### Task details
Every line in the data below that has the word "images" should be returned.

Data about app and page elements:
+---+
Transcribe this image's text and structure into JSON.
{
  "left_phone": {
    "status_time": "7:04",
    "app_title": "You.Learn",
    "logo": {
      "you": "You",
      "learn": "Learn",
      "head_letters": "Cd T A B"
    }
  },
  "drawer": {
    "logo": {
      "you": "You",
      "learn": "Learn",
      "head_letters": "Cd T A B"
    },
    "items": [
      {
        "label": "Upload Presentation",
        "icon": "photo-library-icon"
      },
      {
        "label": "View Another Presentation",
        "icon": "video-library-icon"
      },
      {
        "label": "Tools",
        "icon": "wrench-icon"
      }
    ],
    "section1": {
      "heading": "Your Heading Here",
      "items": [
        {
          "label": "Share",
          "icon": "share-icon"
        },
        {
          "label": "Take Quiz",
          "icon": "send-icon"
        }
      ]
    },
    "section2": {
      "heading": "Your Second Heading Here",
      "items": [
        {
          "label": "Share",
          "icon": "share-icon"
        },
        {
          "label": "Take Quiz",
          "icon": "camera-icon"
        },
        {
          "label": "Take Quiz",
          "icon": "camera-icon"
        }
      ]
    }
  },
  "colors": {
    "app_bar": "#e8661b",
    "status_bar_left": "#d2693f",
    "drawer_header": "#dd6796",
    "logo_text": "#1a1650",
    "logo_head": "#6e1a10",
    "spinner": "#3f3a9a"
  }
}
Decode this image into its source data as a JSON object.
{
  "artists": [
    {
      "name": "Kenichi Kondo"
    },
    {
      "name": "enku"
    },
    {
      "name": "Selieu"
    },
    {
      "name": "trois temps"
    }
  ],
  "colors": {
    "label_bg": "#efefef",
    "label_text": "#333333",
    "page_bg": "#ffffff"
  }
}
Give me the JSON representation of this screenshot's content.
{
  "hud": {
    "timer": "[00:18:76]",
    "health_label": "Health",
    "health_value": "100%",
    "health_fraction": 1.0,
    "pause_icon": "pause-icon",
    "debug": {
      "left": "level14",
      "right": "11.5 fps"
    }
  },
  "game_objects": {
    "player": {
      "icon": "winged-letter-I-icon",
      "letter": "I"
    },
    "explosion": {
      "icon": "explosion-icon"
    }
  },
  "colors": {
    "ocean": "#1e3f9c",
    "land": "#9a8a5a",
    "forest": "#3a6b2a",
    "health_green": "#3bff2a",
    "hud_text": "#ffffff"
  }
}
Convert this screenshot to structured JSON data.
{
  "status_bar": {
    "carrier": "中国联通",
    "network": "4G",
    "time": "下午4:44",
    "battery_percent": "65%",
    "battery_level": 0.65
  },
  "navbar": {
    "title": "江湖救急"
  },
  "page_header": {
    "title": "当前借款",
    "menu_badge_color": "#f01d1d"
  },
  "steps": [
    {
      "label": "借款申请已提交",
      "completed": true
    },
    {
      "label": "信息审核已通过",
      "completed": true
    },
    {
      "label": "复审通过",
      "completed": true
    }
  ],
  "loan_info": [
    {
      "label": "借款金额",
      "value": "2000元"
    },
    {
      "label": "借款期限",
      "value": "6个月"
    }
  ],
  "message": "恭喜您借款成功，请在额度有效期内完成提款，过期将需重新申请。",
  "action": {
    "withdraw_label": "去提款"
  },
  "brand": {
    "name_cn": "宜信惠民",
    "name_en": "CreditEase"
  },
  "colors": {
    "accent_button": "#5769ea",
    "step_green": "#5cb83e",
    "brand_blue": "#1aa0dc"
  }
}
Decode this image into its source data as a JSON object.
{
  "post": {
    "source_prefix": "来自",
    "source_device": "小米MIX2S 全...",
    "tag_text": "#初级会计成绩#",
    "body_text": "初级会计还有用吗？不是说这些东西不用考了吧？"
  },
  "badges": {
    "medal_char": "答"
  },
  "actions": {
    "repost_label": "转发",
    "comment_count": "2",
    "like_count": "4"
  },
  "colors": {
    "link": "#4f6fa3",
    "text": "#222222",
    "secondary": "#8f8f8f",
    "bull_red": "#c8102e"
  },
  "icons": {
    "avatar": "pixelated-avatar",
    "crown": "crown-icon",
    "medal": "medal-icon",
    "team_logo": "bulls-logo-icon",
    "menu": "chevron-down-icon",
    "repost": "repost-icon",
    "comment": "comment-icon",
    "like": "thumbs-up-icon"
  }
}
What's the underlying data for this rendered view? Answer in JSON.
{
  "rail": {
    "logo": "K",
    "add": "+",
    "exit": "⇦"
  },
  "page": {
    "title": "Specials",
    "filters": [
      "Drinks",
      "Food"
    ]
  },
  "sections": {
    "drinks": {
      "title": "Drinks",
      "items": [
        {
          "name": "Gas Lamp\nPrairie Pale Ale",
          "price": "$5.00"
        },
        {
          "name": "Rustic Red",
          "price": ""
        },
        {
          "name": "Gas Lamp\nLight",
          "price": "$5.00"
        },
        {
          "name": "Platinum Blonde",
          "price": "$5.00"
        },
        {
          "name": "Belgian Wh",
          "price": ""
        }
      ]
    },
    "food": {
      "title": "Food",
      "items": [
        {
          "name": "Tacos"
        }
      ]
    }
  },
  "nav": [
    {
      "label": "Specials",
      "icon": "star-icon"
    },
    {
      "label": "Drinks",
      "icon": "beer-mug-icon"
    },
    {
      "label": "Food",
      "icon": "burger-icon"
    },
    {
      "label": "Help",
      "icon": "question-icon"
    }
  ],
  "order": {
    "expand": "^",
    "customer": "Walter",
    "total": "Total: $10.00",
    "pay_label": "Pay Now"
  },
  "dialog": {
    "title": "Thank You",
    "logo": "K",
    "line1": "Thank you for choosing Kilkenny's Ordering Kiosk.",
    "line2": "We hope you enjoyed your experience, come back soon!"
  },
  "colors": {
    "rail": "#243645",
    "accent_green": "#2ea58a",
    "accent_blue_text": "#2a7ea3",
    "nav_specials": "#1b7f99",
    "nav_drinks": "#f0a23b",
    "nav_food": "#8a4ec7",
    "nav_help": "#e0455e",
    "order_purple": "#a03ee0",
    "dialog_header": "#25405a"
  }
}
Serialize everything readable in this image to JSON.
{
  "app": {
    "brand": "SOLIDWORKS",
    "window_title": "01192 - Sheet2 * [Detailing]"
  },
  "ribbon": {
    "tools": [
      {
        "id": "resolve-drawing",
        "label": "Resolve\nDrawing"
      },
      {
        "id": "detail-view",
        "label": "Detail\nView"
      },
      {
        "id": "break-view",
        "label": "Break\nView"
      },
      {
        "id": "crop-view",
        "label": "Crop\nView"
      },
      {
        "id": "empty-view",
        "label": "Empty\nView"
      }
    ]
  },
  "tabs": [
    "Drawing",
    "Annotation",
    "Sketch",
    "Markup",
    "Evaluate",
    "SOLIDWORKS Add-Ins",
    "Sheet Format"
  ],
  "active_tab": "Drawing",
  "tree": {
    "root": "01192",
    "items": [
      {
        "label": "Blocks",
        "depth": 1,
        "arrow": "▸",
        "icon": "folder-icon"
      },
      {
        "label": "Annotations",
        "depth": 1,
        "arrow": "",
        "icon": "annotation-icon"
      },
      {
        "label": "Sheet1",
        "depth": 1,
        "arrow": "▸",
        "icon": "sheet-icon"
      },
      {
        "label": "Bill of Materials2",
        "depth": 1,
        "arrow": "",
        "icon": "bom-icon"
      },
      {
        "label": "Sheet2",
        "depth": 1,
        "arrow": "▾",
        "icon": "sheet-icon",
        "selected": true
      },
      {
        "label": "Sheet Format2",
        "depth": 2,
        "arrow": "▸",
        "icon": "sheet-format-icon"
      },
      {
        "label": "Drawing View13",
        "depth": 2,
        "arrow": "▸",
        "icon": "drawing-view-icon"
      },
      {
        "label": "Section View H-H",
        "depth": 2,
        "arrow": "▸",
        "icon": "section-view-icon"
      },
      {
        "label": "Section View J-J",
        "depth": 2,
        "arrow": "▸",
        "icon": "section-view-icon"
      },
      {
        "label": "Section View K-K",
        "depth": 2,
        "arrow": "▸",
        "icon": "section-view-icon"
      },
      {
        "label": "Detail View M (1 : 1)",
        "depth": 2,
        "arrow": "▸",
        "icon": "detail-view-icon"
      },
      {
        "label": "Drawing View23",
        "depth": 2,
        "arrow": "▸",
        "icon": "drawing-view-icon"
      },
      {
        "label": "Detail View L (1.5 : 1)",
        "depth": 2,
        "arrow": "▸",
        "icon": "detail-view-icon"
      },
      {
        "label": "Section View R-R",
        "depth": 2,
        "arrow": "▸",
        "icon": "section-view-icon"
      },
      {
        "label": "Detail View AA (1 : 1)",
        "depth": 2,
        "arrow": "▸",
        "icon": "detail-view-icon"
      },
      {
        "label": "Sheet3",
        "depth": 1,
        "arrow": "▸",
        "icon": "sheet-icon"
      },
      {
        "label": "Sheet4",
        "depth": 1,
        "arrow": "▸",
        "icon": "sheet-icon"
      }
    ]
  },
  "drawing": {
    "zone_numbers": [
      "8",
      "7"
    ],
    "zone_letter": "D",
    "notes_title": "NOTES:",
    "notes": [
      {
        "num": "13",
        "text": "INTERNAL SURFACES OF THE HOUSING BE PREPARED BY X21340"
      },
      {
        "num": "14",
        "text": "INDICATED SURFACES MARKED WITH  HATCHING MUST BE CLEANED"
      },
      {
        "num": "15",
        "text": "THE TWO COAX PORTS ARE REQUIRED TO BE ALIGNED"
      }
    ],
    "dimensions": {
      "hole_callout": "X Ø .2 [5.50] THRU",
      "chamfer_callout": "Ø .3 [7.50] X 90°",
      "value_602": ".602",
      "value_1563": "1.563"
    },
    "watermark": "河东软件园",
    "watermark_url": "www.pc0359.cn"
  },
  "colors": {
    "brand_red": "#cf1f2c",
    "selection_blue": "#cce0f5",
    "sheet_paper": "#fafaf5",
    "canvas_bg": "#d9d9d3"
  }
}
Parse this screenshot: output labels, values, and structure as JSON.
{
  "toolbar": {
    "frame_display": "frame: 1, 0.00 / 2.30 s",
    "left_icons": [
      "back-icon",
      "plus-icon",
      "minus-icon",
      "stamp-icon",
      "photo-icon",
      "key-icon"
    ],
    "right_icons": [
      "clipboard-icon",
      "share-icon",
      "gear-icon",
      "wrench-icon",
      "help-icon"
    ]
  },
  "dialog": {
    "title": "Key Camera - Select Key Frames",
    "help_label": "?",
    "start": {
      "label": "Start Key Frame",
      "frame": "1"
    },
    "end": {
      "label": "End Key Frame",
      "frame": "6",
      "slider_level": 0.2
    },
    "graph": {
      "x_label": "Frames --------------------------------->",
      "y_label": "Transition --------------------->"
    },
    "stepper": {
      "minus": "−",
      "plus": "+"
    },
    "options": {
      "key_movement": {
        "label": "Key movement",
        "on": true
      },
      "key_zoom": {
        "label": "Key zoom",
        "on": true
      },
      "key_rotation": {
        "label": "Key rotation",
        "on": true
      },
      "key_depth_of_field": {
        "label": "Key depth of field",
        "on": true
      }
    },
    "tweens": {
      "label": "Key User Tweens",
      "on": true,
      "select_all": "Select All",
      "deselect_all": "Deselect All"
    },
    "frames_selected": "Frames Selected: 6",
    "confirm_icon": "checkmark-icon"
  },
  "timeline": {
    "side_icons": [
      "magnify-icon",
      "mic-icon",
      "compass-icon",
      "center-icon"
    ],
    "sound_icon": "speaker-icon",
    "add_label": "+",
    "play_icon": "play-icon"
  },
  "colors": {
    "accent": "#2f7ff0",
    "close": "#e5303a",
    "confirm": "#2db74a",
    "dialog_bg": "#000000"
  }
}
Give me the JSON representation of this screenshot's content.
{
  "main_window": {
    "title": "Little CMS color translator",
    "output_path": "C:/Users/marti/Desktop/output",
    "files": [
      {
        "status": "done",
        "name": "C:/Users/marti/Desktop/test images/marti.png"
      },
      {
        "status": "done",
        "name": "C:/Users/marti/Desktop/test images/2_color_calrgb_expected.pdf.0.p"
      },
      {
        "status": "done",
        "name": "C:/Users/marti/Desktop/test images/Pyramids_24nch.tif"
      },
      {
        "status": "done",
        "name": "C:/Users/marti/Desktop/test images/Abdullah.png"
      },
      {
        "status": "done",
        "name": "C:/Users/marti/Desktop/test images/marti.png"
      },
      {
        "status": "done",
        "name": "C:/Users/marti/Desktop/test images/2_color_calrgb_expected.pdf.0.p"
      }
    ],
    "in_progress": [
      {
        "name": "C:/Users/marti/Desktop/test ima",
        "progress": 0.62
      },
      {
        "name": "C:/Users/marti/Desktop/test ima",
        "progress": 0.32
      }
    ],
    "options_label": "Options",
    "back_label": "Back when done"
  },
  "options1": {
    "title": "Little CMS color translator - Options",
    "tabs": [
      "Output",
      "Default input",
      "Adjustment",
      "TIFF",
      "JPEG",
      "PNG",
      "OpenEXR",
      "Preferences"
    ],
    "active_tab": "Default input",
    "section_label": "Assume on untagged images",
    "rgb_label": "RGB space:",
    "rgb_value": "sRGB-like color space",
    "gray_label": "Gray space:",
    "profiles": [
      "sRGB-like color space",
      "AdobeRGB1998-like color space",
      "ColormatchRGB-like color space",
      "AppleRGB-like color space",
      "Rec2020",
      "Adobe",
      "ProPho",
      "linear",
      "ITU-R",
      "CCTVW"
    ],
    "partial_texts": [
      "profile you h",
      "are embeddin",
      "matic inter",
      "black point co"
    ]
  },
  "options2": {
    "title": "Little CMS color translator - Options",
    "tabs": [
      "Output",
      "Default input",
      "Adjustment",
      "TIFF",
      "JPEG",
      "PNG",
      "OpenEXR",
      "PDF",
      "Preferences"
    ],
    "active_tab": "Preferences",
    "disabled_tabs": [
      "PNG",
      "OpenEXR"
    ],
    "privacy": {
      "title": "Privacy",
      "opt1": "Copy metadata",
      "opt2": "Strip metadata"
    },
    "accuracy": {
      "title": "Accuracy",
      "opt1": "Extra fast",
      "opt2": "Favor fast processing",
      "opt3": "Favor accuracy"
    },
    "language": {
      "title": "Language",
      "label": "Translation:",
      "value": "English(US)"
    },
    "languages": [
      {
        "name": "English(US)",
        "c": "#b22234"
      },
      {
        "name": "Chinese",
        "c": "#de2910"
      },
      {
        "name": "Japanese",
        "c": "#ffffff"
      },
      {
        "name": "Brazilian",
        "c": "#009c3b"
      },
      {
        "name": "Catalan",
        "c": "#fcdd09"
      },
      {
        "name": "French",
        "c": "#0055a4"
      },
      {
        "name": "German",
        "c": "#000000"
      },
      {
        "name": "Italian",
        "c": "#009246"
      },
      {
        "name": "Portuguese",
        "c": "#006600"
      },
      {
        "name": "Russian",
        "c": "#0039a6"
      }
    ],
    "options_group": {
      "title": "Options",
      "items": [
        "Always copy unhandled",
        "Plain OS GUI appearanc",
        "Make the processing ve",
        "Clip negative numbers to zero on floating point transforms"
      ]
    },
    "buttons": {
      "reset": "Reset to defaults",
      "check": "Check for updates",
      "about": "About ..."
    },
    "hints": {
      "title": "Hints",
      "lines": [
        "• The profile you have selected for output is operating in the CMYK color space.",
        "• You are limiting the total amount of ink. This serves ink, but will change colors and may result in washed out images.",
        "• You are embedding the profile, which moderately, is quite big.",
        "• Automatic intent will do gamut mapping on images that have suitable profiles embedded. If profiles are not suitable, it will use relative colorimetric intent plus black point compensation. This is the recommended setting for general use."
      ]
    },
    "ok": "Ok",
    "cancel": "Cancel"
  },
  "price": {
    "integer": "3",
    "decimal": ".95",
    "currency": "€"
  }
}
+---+
### Response to this task
        "name": "C:/Users/marti/Desktop/test images/marti.png"
        "name": "C:/Users/marti/Desktop/test images/2_color_calrgb_expected.pdf.0.p"
        "name": "C:/Users/marti/Desktop/test images/Pyramids_24nch.tif"
        "name": "C:/Users/marti/Desktop/test images/Abdullah.png"
        "name": "C:/Users/marti/Desktop/test images/marti.png"
        "name": "C:/Users/marti/Desktop/test images/2_color_calrgb_expected.pdf.0.p"
    "section_label": "Assume on untagged images",
        "• You are limiting the total amount of ink. This serves ink, but will change colors and may result in washed out images.",
        "• Automatic intent will do gamut mapping on images that have suitable profiles embedded. If profiles are not suitable, it will use relative colorimetric intent plus black point compensation. This is the recommended setting for general use."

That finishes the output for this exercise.